### Assignment
Out of the records below, copy all lines in which the word "kind" occurs.

### Data supplied
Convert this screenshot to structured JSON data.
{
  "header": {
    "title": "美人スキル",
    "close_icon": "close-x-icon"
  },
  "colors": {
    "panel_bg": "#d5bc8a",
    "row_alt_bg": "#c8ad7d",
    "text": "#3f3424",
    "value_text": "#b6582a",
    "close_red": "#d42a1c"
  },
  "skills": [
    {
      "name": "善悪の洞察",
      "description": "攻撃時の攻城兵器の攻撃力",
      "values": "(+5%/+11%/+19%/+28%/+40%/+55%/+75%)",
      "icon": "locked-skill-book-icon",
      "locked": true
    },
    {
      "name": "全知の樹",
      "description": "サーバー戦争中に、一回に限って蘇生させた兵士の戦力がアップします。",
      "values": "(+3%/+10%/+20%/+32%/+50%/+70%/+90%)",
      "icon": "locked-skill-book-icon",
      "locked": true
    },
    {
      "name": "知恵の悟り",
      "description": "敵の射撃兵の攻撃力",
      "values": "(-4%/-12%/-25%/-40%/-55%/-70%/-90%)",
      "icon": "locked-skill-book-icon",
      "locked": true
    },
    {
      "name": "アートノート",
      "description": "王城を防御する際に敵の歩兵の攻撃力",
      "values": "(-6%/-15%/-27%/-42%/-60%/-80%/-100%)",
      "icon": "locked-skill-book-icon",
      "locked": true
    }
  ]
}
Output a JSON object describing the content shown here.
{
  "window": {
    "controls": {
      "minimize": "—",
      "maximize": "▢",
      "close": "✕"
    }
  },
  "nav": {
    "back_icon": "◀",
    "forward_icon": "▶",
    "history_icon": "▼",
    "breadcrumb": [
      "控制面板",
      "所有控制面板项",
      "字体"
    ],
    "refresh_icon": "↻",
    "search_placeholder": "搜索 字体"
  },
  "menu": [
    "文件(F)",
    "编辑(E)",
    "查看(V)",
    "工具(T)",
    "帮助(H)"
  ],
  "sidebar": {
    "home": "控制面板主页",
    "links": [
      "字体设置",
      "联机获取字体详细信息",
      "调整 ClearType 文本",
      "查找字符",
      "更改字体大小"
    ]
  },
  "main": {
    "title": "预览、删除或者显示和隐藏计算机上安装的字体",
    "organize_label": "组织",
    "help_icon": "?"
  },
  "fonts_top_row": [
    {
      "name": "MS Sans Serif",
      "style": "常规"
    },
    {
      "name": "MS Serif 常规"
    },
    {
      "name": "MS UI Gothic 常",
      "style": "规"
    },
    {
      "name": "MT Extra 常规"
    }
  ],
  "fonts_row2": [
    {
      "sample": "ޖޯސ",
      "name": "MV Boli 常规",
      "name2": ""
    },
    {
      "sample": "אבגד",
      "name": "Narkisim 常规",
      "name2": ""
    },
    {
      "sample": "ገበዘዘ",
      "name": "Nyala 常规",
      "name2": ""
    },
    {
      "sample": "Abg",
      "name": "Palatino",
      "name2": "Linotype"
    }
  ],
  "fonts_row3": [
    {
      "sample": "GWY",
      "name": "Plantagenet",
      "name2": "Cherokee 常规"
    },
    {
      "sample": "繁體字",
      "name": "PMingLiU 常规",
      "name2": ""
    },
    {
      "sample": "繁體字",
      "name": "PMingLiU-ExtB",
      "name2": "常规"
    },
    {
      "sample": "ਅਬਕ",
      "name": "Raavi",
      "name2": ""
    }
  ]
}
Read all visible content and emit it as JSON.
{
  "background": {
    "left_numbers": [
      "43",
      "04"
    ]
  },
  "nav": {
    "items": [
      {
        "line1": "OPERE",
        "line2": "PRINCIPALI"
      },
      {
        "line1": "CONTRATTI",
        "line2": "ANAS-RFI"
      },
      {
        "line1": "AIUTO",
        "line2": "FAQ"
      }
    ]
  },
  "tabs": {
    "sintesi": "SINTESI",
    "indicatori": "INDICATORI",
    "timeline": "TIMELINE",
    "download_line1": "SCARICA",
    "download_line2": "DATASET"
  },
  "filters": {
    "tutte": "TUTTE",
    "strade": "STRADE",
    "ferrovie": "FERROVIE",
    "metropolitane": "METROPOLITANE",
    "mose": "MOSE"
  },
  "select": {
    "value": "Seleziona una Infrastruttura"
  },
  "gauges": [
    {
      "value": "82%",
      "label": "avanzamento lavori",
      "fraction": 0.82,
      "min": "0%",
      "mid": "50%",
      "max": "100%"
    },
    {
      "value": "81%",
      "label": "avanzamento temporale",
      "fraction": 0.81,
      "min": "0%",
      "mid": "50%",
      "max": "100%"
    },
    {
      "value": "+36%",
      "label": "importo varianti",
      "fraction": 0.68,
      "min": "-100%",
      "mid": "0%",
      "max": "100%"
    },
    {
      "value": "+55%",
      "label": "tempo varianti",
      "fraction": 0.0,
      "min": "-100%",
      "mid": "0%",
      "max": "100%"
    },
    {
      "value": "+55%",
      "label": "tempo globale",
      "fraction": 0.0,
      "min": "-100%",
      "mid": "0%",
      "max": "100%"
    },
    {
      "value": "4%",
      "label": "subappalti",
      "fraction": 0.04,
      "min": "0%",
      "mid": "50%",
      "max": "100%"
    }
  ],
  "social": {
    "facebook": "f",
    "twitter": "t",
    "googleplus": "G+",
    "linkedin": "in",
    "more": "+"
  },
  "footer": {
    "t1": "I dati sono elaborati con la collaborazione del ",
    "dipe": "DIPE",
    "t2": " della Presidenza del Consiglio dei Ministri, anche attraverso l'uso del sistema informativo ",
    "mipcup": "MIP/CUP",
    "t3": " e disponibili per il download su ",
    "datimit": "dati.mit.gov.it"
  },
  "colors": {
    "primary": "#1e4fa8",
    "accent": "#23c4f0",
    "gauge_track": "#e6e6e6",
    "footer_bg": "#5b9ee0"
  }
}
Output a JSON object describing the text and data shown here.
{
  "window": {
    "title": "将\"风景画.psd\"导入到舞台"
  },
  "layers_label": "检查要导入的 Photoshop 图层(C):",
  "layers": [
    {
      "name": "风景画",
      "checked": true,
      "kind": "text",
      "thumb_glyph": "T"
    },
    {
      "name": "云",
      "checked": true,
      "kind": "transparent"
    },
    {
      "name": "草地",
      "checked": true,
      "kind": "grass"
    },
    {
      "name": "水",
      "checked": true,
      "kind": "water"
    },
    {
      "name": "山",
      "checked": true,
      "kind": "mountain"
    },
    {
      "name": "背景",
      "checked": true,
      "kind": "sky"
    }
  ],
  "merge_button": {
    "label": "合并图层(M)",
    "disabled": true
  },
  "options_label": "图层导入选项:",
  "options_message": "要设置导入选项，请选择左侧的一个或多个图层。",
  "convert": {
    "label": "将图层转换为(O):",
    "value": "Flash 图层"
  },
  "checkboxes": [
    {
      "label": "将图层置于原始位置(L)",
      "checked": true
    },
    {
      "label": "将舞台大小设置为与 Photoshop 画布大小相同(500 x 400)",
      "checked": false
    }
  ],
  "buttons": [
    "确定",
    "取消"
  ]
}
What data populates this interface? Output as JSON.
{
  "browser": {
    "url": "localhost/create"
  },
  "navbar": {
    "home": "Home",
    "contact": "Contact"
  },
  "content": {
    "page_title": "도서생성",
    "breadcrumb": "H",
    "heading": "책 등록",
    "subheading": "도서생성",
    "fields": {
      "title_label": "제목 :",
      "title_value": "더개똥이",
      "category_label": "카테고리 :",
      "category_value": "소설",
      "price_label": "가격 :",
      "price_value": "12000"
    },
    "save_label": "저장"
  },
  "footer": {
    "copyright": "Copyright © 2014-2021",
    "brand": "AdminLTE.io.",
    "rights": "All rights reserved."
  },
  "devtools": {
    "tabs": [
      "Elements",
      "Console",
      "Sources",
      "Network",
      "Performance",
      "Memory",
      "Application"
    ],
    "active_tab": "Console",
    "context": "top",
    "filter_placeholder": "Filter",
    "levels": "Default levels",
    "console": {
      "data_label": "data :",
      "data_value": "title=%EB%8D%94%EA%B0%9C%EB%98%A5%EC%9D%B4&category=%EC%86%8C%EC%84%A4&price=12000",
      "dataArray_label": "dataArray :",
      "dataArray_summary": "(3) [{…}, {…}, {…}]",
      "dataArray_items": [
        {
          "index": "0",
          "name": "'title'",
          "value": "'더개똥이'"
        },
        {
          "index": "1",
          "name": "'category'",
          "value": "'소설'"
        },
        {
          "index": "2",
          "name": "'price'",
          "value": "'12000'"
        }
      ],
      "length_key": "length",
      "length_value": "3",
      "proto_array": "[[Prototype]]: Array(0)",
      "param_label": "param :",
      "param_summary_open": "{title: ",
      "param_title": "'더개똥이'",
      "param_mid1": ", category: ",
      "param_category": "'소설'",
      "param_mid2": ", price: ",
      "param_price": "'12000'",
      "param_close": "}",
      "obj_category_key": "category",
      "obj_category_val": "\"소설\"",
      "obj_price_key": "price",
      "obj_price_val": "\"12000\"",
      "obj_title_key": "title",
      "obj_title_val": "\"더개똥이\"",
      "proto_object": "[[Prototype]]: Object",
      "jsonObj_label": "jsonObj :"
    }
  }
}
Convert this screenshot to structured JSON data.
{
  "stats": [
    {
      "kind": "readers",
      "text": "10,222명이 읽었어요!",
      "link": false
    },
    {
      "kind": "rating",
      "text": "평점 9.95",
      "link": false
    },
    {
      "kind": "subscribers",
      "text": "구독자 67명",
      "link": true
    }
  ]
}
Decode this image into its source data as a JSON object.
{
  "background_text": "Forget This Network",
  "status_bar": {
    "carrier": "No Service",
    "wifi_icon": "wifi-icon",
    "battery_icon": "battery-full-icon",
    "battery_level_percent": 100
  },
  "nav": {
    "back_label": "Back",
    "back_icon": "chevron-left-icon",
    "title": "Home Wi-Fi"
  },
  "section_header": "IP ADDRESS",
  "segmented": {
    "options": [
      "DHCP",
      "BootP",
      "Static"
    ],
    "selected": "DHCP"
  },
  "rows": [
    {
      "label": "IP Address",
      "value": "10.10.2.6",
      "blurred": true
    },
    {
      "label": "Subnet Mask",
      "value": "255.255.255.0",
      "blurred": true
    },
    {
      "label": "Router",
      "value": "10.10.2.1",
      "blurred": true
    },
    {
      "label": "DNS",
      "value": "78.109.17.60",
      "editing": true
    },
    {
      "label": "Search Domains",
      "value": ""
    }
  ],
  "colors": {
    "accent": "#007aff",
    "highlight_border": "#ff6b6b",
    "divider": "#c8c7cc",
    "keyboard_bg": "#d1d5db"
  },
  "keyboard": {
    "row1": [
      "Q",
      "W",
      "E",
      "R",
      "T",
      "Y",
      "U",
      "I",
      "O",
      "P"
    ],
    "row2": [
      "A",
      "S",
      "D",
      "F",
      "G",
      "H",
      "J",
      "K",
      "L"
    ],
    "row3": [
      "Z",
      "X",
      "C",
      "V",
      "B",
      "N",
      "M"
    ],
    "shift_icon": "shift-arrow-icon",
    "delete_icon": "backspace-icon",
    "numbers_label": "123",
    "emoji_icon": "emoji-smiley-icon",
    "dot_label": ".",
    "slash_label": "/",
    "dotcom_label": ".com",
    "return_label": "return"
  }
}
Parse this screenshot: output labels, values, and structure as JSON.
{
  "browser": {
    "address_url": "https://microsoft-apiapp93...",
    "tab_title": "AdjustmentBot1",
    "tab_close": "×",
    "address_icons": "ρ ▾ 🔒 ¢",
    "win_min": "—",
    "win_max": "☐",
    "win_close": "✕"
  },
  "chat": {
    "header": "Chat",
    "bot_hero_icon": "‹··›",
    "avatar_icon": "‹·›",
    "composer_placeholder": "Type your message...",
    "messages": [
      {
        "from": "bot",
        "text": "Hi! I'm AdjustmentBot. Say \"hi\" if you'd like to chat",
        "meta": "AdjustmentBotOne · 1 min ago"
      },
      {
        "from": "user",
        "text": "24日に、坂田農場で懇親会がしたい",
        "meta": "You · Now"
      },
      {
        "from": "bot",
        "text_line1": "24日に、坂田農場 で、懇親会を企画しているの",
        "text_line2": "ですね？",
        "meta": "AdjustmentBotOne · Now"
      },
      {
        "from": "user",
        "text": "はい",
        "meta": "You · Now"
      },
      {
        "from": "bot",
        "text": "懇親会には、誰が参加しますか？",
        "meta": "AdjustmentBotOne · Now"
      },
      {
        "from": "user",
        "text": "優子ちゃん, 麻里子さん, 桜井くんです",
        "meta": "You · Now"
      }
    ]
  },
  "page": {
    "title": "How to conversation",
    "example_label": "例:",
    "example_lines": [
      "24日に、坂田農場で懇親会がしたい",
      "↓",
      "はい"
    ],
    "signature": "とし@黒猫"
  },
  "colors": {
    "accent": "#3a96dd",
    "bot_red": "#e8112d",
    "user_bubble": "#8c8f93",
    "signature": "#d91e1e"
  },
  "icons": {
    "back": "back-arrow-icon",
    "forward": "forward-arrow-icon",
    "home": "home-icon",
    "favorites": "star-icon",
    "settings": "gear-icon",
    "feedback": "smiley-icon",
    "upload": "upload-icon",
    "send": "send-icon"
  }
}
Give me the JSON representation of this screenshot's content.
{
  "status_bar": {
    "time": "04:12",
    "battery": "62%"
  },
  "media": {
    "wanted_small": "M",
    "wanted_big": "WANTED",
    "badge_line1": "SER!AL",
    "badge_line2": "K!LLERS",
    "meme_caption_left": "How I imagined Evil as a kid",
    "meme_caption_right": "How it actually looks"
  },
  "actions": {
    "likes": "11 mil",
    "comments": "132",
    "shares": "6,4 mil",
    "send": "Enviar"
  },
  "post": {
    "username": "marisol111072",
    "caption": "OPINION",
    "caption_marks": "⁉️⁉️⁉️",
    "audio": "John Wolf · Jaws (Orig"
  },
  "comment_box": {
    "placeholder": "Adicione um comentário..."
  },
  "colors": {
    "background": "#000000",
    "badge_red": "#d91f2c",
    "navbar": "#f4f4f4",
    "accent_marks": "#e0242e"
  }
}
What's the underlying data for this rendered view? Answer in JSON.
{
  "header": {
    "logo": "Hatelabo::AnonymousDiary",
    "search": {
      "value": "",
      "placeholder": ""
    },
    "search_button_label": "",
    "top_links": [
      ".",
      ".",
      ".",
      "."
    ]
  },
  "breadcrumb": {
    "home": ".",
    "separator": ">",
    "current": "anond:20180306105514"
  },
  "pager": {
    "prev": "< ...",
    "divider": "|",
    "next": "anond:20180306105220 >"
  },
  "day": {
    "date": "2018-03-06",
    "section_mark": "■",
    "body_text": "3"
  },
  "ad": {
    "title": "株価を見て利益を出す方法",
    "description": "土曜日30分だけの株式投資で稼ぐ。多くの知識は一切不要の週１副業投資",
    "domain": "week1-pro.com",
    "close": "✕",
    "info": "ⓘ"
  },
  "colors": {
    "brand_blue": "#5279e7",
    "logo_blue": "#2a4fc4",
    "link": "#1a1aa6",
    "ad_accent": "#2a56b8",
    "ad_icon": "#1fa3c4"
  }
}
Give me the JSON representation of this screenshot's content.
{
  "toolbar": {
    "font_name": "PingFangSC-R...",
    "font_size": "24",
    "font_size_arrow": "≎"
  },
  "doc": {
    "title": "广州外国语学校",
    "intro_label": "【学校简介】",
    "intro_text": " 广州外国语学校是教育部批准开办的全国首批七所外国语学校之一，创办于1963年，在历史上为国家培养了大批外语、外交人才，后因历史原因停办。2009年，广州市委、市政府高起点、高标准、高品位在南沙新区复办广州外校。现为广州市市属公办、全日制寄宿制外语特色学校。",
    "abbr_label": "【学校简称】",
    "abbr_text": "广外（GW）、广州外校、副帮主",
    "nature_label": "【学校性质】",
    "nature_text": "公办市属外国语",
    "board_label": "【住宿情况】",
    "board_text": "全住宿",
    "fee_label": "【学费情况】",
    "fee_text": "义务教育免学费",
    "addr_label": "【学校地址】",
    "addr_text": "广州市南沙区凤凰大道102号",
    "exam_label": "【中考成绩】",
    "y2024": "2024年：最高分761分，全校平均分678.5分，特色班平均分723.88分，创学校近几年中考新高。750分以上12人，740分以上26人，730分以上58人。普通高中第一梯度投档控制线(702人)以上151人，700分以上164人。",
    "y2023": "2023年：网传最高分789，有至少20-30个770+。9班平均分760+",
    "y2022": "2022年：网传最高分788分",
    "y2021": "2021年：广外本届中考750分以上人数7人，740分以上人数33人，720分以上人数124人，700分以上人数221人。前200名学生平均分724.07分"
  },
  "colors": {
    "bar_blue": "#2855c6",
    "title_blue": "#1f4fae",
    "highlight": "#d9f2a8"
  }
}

### Solution below
      "kind": "text",
      "kind": "transparent"
      "kind": "grass"
      "kind": "water"
      "kind": "mountain"
      "kind": "sky"
      "kind": "readers",
      "kind": "rating",
      "kind": "subscribers",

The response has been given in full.